We’ve embraced hybrid work. People are able to have a better work/life balance, spend more time with their families. And when people come to the office, they actually value the energy they get from being around other people. So to me life is much better now than it was before. -Ohad Parush
“How do you balance building in-house versus using third-party vendors?”
Einat: It is extremely important to have the right model for using third-party vendors. I would use remote teams, not just one person. Then you have to do quite a lot of groundwork to make sure they feel some ownership and feel the culture. For example: sending people physically to sit with them, a lot of face-to-face on Zoom, or having a dedicated product manager for them. You want to have their deliverables presented as any other team in your organization; make them feel as if they are really a part of your team. If everyone around them behaves in a way consistent with the culture, then they would adopt the culture and become part of the company. I did it several times and it worked beautifully. But ownership is key, because the moment they don’t own anything, they become a person who does what they need to do and then goes home.
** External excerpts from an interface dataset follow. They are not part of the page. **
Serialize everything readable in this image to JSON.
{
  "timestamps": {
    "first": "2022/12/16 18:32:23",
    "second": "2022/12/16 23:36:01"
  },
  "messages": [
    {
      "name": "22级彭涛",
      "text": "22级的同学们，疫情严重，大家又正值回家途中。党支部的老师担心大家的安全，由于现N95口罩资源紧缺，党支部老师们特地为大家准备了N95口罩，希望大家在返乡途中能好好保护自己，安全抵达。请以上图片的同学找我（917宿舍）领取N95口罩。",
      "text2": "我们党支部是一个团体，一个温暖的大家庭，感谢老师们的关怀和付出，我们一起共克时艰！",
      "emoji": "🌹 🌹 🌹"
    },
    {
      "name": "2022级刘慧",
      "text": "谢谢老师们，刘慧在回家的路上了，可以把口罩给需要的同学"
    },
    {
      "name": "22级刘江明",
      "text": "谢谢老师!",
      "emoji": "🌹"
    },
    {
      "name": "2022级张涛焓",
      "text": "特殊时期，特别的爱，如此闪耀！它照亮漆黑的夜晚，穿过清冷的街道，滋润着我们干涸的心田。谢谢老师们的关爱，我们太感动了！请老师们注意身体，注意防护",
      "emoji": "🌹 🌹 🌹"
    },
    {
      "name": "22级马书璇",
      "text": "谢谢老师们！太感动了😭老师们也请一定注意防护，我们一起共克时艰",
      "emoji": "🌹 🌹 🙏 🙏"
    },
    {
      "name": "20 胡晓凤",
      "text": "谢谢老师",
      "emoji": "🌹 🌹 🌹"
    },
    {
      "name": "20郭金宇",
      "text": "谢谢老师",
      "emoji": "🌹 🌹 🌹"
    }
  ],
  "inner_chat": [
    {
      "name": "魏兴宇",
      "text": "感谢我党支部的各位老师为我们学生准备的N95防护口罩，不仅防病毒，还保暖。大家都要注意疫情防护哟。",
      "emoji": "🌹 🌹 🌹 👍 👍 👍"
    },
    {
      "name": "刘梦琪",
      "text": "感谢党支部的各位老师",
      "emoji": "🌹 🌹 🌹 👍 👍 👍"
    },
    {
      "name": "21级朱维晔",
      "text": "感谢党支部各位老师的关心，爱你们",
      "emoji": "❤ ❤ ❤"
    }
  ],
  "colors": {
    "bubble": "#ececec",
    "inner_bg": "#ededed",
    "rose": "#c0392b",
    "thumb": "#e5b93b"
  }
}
Ohad: We try to minimize usage of third parties or contractors, especially if they’re not in our main centers of excellence. We do use contractors in Israel, but we treat them like any other employee (except for equity). We have just opened a development center in Dublin, and we are applying two lessons that we learned from a failed effort in Romania. First, you need to have a strong site lead; someone that people can relate to and see as a leader. Second, they need to own something that is valuable for the company or the product. If you give them just the scraps or the stuff you no longer want to do, you won’t be able to retain good talent. So, we’re moving critical pieces of software over to them. It’s a risk, but either we do this or we don’t do it at all.
Sri: Getting contractors to work on your core codebase is always going to be challenging. We have adapted the contractor model so if there are peripherals you want to develop, use your API’s but don’t let them get into your core code. Give them bigger, logically independent components. There are some considerations you need to take; e.g. if you have federal business in the U.S., it becomes a bit more challenging because of audits and a higher level of scrutiny.
Getting contractors to work on your core codebase is always going to be challenging. We’ve adapted the contractor model so if there are peripherals you want to develop, use your APIs but don’t grant access to your core code. We’ve found that giving contractors bigger, logically independent components work best. -Sri Ramalingam